Yep -- over 240-0 during Red Flag exercises, and the Opfors were allowed to "re-spawn" or regenerate after being shot down, AND the Raptors functioned as AWACs for their team mates once they had fired all their weapons. OPFOR pilots reported that even when they COULD see the Raptors, they COULD NOT put a weapon system on them. Period.
No Raptor has yet to be a kill in ANY exercise against America's best - even with lopsided ROEs.
It's worth EVERY penny as an air superiority weapon system.
"... Had they gotten separated from their tankers or had the weather been bad, they had no attitude reference. They had no communications or navigation..."
That's what's called 'flying by the seat of your pants' - like they did in WWI bi-planes (except at mach 2, heheh).
"Initial plans called for 750, but only 183 are now slated to be built under the proposed 2007 fiscal defense budget."
That's so sad - we need those 750 - and even twice that would be better.
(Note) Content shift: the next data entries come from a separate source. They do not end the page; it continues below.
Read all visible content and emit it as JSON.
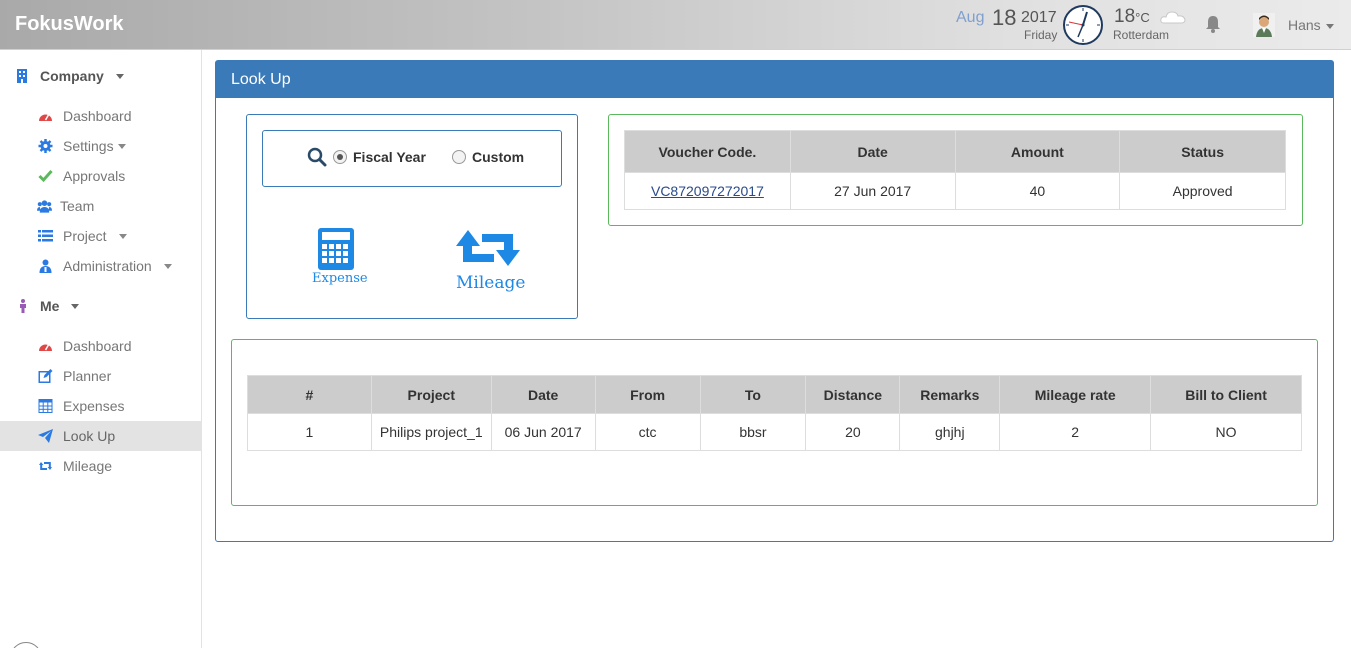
{
  "header": {
    "brand": "FokusWork",
    "date_month": "Aug",
    "date_day": "18",
    "date_year": "2017",
    "date_weekday": "Friday",
    "temperature": "18",
    "temperature_unit": "°C",
    "city": "Rotterdam",
    "user_name": "Hans"
  },
  "sidebar": {
    "company_label": "Company",
    "company_items": [
      {
        "label": "Dashboard",
        "icon": "dashboard-icon"
      },
      {
        "label": "Settings",
        "icon": "gear-icon"
      },
      {
        "label": "Approvals",
        "icon": "check-icon"
      },
      {
        "label": "Team",
        "icon": "users-icon"
      },
      {
        "label": "Project",
        "icon": "list-icon"
      },
      {
        "label": "Administration",
        "icon": "admin-icon"
      }
    ],
    "me_label": "Me",
    "me_items": [
      {
        "label": "Dashboard",
        "icon": "dashboard-icon"
      },
      {
        "label": "Planner",
        "icon": "edit-icon"
      },
      {
        "label": "Expenses",
        "icon": "table-icon"
      },
      {
        "label": "Look Up",
        "icon": "paper-plane-icon"
      },
      {
        "label": "Mileage",
        "icon": "retweet-icon"
      }
    ]
  },
  "panel": {
    "title": "Look Up",
    "filter": {
      "option_fiscal": "Fiscal Year",
      "option_custom": "Custom",
      "selected": "Fiscal Year"
    },
    "tiles": {
      "expense": "Expense",
      "mileage": "Mileage"
    }
  },
  "voucher_table": {
    "headers": [
      "Voucher Code.",
      "Date",
      "Amount",
      "Status"
    ],
    "rows": [
      [
        "VC872097272017",
        "27 Jun 2017",
        "40",
        "Approved"
      ]
    ]
  },
  "mileage_table": {
    "headers": [
      "#",
      "Project",
      "Date",
      "From",
      "To",
      "Distance",
      "Remarks",
      "Mileage rate",
      "Bill to Client"
    ],
    "rows": [
      [
        "1",
        "Philips project_1",
        "06 Jun 2017",
        "ctc",
        "bbsr",
        "20",
        "ghjhj",
        "2",
        "NO"
      ]
    ]
  },
  "colors": {
    "panel_blue": "#3a7ab8",
    "table_border_green": "#5cb85c",
    "tile_blue": "#1e88e5"
  }
}
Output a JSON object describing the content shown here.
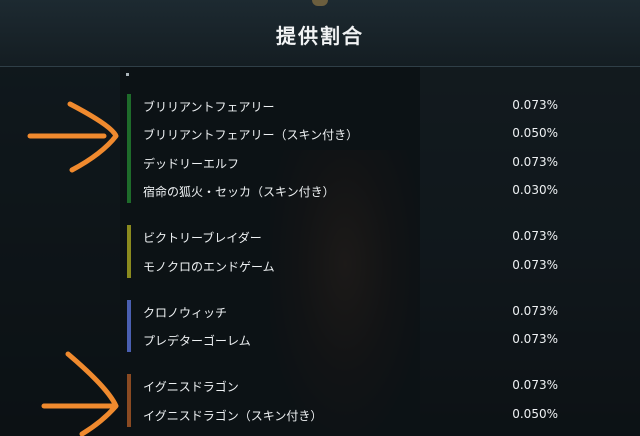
{
  "dialog": {
    "title": "提供割合"
  },
  "groups": [
    {
      "color": "#1e6b2a",
      "items": [
        {
          "name": "ブリリアントフェアリー",
          "rate": "0.073%"
        },
        {
          "name": "ブリリアントフェアリー（スキン付き）",
          "rate": "0.050%"
        },
        {
          "name": "デッドリーエルフ",
          "rate": "0.073%"
        },
        {
          "name": "宿命の狐火・セッカ（スキン付き）",
          "rate": "0.030%"
        }
      ]
    },
    {
      "color": "#8a8a1e",
      "items": [
        {
          "name": "ビクトリーブレイダー",
          "rate": "0.073%"
        },
        {
          "name": "モノクロのエンドゲーム",
          "rate": "0.073%"
        }
      ]
    },
    {
      "color": "#4a5fb0",
      "items": [
        {
          "name": "クロノウィッチ",
          "rate": "0.073%"
        },
        {
          "name": "プレデターゴーレム",
          "rate": "0.073%"
        }
      ]
    },
    {
      "color": "#8a4a22",
      "items": [
        {
          "name": "イグニスドラゴン",
          "rate": "0.073%"
        },
        {
          "name": "イグニスドラゴン（スキン付き）",
          "rate": "0.050%"
        }
      ]
    }
  ],
  "annotation_color": "#f08a2e"
}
From the reviews I've read, the F-22 is an awesome bird.
That'll teach 'em to be early Vista adopters! :D
Honestly, I think the article was based in part to a USAF press release.
"LM: Ring, Ring - Lockheed Martin, Help Desk."
I hope the pilot has no problem understanding the Indian accent.
Our sub's INS once had us scorching across the Shara at 60 knots during one med run Needless to say, we were quite impressed with ourselves.
If it can't be flown via needle, ball and airspeed, it is a platform, not an airplane.
Two slapped together with 30 year old spare parts F-14s and a dozen 40 year old F-4s hardly constitute an Air Force ;-)
You have a point there. Probably the best solution is for Zulu time to catch up with actual geophysical time.